Goodreads: The Bostonians
Young Verena Tarrant seems poised to conquer Boston society as a charming speaker on women’s issues and fierce feminist Olive Chancellor is determined to see her all the way. However, when Mississippian Basil Ransom enters the picture, the feminist and the Southern chauvinist will have to engage in battle to determine who will possess Verena.
The Bostonians may be considered a classic, but I have to suspect that it may have been far more interesting in its time. No doubt the depictions of Boston society would have been of more pertinence to contemporary readers while the character of Basil Ransom, a Southerner who fought in the Civil War now transplanted to New England, would have touched on the still-raw emotions created by the conflict. However, even while I recognize elements that have thematic interest, I found myself mostly engaged with the struggle between the feminist Olive Chancellor and the sexist Ransom–a struggle that often seems far too simplistic to give a book about women’s issues the relevance it deserves.
Though the book touches upon various members of the feminist movement, few of them are painted sympathetically and, even when they are, the feeling remains that the author suspects their motives misguided and their efforts sometimes silly. Meanwhile, Olive Chancellor, as the most prominent member of the women’s rights circle, manages to gain the status of representation for the whole movement, even as she clearly represents the most extreme side. Addicted to suffering, determined to find men at fault for all wrongs and women for all rights (the bad women of history, she says, must have been so because of men!), and revengeful to the extreme, Olive hates all men personally and passionately. When her protegee Verena protests that they have met nice men, Olive refuses to admit it–she hates them for being nice. It must be an act. There must be something wrong with them because they are men. Obsessed with this thought, she bars almost all leisure and pleasure from her life and Verena’s, talking and thinking only of the plight of women throughout history. Verena expresses once the idea that hearing music made her forget, for a moment, about the plight–but this, to Olive, is practically a sin.
Olive’s all-consuming passion to be revenged on men for history makes her claim Verena possessively. She controls the girl, makes her report all her actions, wants to make the girl swear off marriage. She is jealous to the point of absurdity and restrictive to the point of madness. Accordingly, some readers may wish Basil Ransom success in marrying Verena–a rescue must be made!–but he is just as bad.

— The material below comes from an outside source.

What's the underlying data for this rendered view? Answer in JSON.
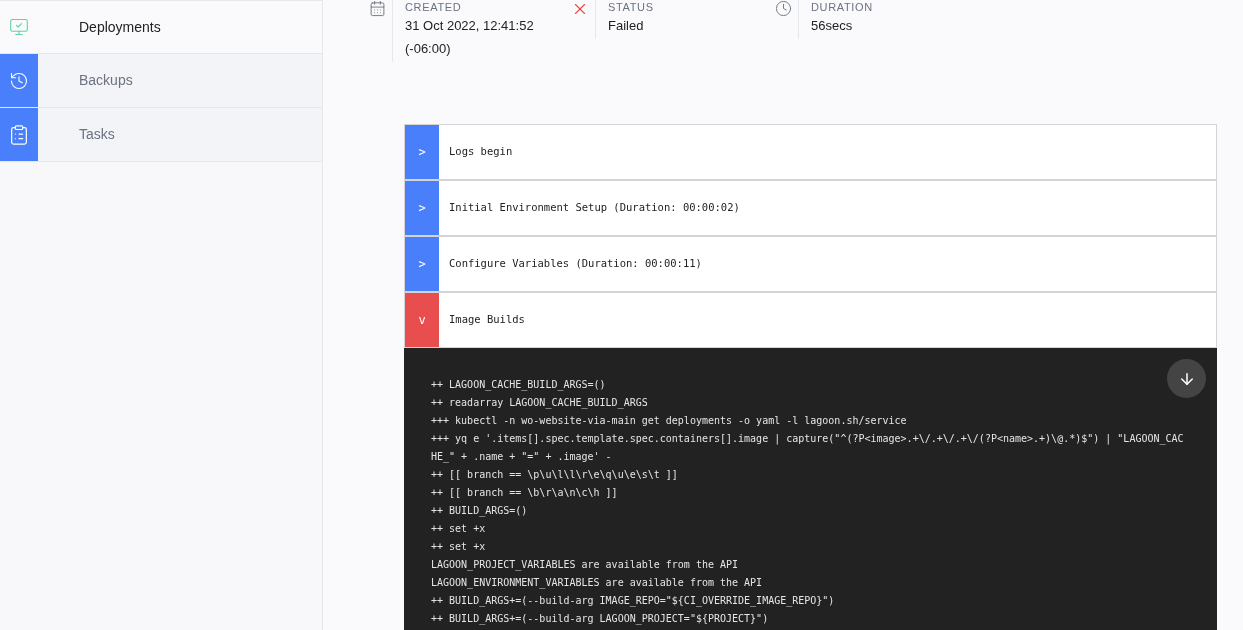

Henry James depicts Basil as believing women exist solely to be agreeable to men. He thinks himself still chivalrous in the Southern tradition and tells himself that women do have rights–the right to small attentions from a man, such as having him find a woman a seat in a crowded hall. However, though Basil thinks himself so fearfully attentive and charming, he repeatedly refuses women even these small attentions when it would interfere with his own desires. Worse still, he proposes to throw history back farther than it already is, subjugating women even more, making politics available only to a certain class, etc. The book calls him a “conservative,” but, like Olive, he goes much farther than most of his colleagues. By the end, he appears as simply odious, delighting in hurting Verena simply because it proves his power as a man over her (one suspects he is secretly frightened by her success while he himself languishes in obscurity and poverty).

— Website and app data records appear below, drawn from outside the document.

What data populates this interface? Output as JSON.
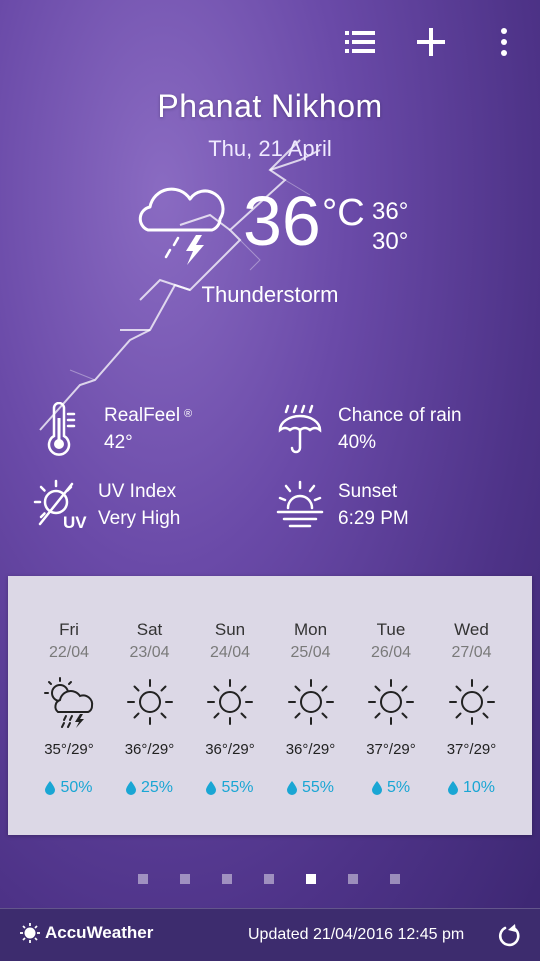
{
  "location": {
    "city": "Phanat Nikhom",
    "date": "Thu, 21 April"
  },
  "current": {
    "icon": "thunderstorm-icon",
    "temp": "36",
    "unit": "°C",
    "high": "36°",
    "low": "30°",
    "condition": "Thunderstorm"
  },
  "details": {
    "realfeel": {
      "label": "RealFeel",
      "mark": "®",
      "value": "42°"
    },
    "rain": {
      "label": "Chance of rain",
      "value": "40%"
    },
    "uv": {
      "label": "UV Index",
      "value": "Very High",
      "icon_text": "UV"
    },
    "sunset": {
      "label": "Sunset",
      "value": "6:29 PM"
    }
  },
  "forecast": [
    {
      "day": "Fri",
      "date": "22/04",
      "icon": "storm",
      "temps": "35°/29°",
      "rain": "50%"
    },
    {
      "day": "Sat",
      "date": "23/04",
      "icon": "sun",
      "temps": "36°/29°",
      "rain": "25%"
    },
    {
      "day": "Sun",
      "date": "24/04",
      "icon": "sun",
      "temps": "36°/29°",
      "rain": "55%"
    },
    {
      "day": "Mon",
      "date": "25/04",
      "icon": "sun",
      "temps": "36°/29°",
      "rain": "55%"
    },
    {
      "day": "Tue",
      "date": "26/04",
      "icon": "sun",
      "temps": "37°/29°",
      "rain": "5%"
    },
    {
      "day": "Wed",
      "date": "27/04",
      "icon": "sun",
      "temps": "37°/29°",
      "rain": "10%"
    }
  ],
  "pager": {
    "count": 7,
    "active_index": 4
  },
  "footer": {
    "brand": "AccuWeather",
    "updated": "Updated 21/04/2016 12:45 pm"
  },
  "colors": {
    "accent_rain": "#1aa6d4",
    "panel": "#dcd8e6",
    "footer": "#3d2c6e"
  }
}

The struggle between women and men thus almost verges on the ridiculous, except that most readers will know that men and women like Basil and Olive really do exist. Still, if the battle of the sexes has to be acted out in this book, it seems strange that no middle road is ever provided. It is almost as if the author does not believe one can exist, cannot see how a truce is ever to be made.
One might hope that Verena Tarrant herself would provide an answer, or at least some sort of relief–the story has a dreadful aspect to it, filled as it is with unlikable characters and repulsive views. Verena, though light and pretty, unfortunately seems to have little intelligence–or at least no will to wield it. She yields to the strongest will in the room time and again; one begins to wonder which thoughts are her own and which the thoughts of another. She herself seems to have trouble distinguishing.

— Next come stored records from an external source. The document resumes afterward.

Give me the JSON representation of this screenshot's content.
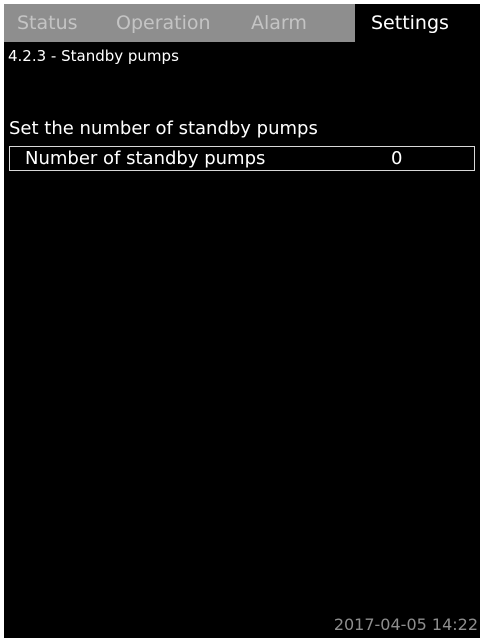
{
  "tabs": {
    "status": "Status",
    "operation": "Operation",
    "alarm": "Alarm",
    "settings": "Settings",
    "active": "Settings"
  },
  "breadcrumb": "4.2.3 - Standby pumps",
  "section_title": "Set the number of standby pumps",
  "parameter": {
    "label": "Number of standby pumps",
    "value": "0"
  },
  "footer": {
    "timestamp": "2017-04-05 14:22"
  },
  "colors": {
    "screen_background": "#000000",
    "tab_inactive_background": "#8e8e8e",
    "tab_inactive_text": "#c4c4c4",
    "text": "#ffffff"
  }
}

The Bostonians is no doubt an important work (even more so in its day), but I would never call it a pleasurable read. I remember it most for its unflattering depictions of just about everyone and everything, and its dismal outlook on the relations of men and women.